◆ Your assignment
Write out the whole listing exactly as it stands.

_ _ _

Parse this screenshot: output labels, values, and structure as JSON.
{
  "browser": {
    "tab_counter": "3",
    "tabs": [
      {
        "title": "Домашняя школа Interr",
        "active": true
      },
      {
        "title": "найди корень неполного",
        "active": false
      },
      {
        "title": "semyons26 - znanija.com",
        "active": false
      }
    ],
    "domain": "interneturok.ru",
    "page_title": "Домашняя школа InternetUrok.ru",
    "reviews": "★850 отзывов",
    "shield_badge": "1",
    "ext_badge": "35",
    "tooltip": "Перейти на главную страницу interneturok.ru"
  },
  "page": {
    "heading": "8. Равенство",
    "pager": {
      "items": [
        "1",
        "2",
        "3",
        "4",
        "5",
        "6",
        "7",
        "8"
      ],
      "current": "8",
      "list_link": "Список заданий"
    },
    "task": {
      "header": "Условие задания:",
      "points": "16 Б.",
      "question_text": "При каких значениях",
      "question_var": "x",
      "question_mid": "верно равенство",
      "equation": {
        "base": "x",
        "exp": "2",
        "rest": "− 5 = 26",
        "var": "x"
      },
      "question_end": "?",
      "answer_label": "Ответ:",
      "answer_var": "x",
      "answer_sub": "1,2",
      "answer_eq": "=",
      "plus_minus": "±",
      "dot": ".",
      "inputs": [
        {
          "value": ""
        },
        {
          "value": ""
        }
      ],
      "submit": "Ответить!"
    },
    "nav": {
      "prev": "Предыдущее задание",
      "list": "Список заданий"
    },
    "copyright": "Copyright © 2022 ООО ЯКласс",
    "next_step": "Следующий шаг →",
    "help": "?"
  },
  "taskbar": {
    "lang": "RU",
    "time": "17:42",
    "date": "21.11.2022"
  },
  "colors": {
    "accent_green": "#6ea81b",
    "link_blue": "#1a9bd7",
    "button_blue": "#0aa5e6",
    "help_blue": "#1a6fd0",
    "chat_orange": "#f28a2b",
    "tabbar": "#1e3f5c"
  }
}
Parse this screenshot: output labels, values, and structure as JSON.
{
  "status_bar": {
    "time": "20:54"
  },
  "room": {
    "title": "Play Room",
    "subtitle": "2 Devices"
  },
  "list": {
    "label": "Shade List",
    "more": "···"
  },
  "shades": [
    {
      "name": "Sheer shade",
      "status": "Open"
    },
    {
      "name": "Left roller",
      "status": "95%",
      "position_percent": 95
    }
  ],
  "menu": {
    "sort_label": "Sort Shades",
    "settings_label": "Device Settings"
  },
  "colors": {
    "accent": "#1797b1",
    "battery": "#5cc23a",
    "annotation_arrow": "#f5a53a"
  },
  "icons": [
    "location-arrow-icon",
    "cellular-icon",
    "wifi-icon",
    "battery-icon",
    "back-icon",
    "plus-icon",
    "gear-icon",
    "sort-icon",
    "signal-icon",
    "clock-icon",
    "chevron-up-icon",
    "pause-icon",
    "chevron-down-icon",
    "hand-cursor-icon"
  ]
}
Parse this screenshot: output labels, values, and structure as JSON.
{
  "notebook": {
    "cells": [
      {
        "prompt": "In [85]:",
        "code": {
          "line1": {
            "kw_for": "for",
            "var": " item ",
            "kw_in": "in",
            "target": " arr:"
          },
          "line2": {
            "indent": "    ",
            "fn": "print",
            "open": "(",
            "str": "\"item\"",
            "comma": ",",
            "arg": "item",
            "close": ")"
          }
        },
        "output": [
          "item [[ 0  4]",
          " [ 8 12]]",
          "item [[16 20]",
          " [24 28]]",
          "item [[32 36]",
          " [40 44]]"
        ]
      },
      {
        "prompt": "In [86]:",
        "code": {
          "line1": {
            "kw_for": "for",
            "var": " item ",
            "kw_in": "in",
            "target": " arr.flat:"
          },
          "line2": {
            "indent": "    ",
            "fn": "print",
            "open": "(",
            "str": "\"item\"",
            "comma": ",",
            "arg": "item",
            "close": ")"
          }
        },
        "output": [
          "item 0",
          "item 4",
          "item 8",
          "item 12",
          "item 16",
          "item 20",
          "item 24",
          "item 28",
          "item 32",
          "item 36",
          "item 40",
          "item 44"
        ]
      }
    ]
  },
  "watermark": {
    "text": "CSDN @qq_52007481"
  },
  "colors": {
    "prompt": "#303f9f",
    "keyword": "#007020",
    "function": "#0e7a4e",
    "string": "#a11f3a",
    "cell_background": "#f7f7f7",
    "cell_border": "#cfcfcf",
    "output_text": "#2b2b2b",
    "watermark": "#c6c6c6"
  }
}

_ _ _

◆ Answer area
Parse this screenshot: output labels, values, and structure as JSON.
{
  "browser": {
    "tab_counter": "3",
    "tabs": [
      {
        "title": "Домашняя школа Interr",
        "active": true
      },
      {
        "title": "найди корень неполного",
        "active": false
      },
      {
        "title": "semyons26 - znanija.com",
        "active": false
      }
    ],
    "domain": "interneturok.ru",
    "page_title": "Домашняя школа InternetUrok.ru",
    "reviews": "★850 отзывов",
    "shield_badge": "1",
    "ext_badge": "35",
    "tooltip": "Перейти на главную страницу interneturok.ru"
  },
  "page": {
    "heading": "8. Равенство",
    "pager": {
      "items": [
        "1",
        "2",
        "3",
        "4",
        "5",
        "6",
        "7",
        "8"
      ],
      "current": "8",
      "list_link": "Список заданий"
    },
    "task": {
      "header": "Условие задания:",
      "points": "16 Б.",
      "question_text": "При каких значениях",
      "question_var": "x",
      "question_mid": "верно равенство",
      "equation": {
        "base": "x",
        "exp": "2",
        "rest": "− 5 = 26",
        "var": "x"
      },
      "question_end": "?",
      "answer_label": "Ответ:",
      "answer_var": "x",
      "answer_sub": "1,2",
      "answer_eq": "=",
      "plus_minus": "±",
      "dot": ".",
      "inputs": [
        {
          "value": ""
        },
        {
          "value": ""
        }
      ],
      "submit": "Ответить!"
    },
    "nav": {
      "prev": "Предыдущее задание",
      "list": "Список заданий"
    },
    "copyright": "Copyright © 2022 ООО ЯКласс",
    "next_step": "Следующий шаг →",
    "help": "?"
  },
  "taskbar": {
    "lang": "RU",
    "time": "17:42",
    "date": "21.11.2022"
  },
  "colors": {
    "accent_green": "#6ea81b",
    "link_blue": "#1a9bd7",
    "button_blue": "#0aa5e6",
    "help_blue": "#1a6fd0",
    "chat_orange": "#f28a2b",
    "tabbar": "#1e3f5c"
  }
}
Parse this screenshot: output labels, values, and structure as JSON.
{
  "status_bar": {
    "time": "20:54"
  },
  "room": {
    "title": "Play Room",
    "subtitle": "2 Devices"
  },
  "list": {
    "label": "Shade List",
    "more": "···"
  },
  "shades": [
    {
      "name": "Sheer shade",
      "status": "Open"
    },
    {
      "name": "Left roller",
      "status": "95%",
      "position_percent": 95
    }
  ],
  "menu": {
    "sort_label": "Sort Shades",
    "settings_label": "Device Settings"
  },
  "colors": {
    "accent": "#1797b1",
    "battery": "#5cc23a",
    "annotation_arrow": "#f5a53a"
  },
  "icons": [
    "location-arrow-icon",
    "cellular-icon",
    "wifi-icon",
    "battery-icon",
    "back-icon",
    "plus-icon",
    "gear-icon",
    "sort-icon",
    "signal-icon",
    "clock-icon",
    "chevron-up-icon",
    "pause-icon",
    "chevron-down-icon",
    "hand-cursor-icon"
  ]
}
Parse this screenshot: output labels, values, and structure as JSON.
{
  "notebook": {
    "cells": [
      {
        "prompt": "In [85]:",
        "code": {
          "line1": {
            "kw_for": "for",
            "var": " item ",
            "kw_in": "in",
            "target": " arr:"
          },
          "line2": {
            "indent": "    ",
            "fn": "print",
            "open": "(",
            "str": "\"item\"",
            "comma": ",",
            "arg": "item",
            "close": ")"
          }
        },
        "output": [
          "item [[ 0  4]",
          " [ 8 12]]",
          "item [[16 20]",
          " [24 28]]",
          "item [[32 36]",
          " [40 44]]"
        ]
      },
      {
        "prompt": "In [86]:",
        "code": {
          "line1": {
            "kw_for": "for",
            "var": " item ",
            "kw_in": "in",
            "target": " arr.flat:"
          },
          "line2": {
            "indent": "    ",
            "fn": "print",
            "open": "(",
            "str": "\"item\"",
            "comma": ",",
            "arg": "item",
            "close": ")"
          }
        },
        "output": [
          "item 0",
          "item 4",
          "item 8",
          "item 12",
          "item 16",
          "item 20",
          "item 24",
          "item 28",
          "item 32",
          "item 36",
          "item 40",
          "item 44"
        ]
      }
    ]
  },
  "watermark": {
    "text": "CSDN @qq_52007481"
  },
  "colors": {
    "prompt": "#303f9f",
    "keyword": "#007020",
    "function": "#0e7a4e",
    "string": "#a11f3a",
    "cell_background": "#f7f7f7",
    "cell_border": "#cfcfcf",
    "output_text": "#2b2b2b",
    "watermark": "#c6c6c6"
  }
}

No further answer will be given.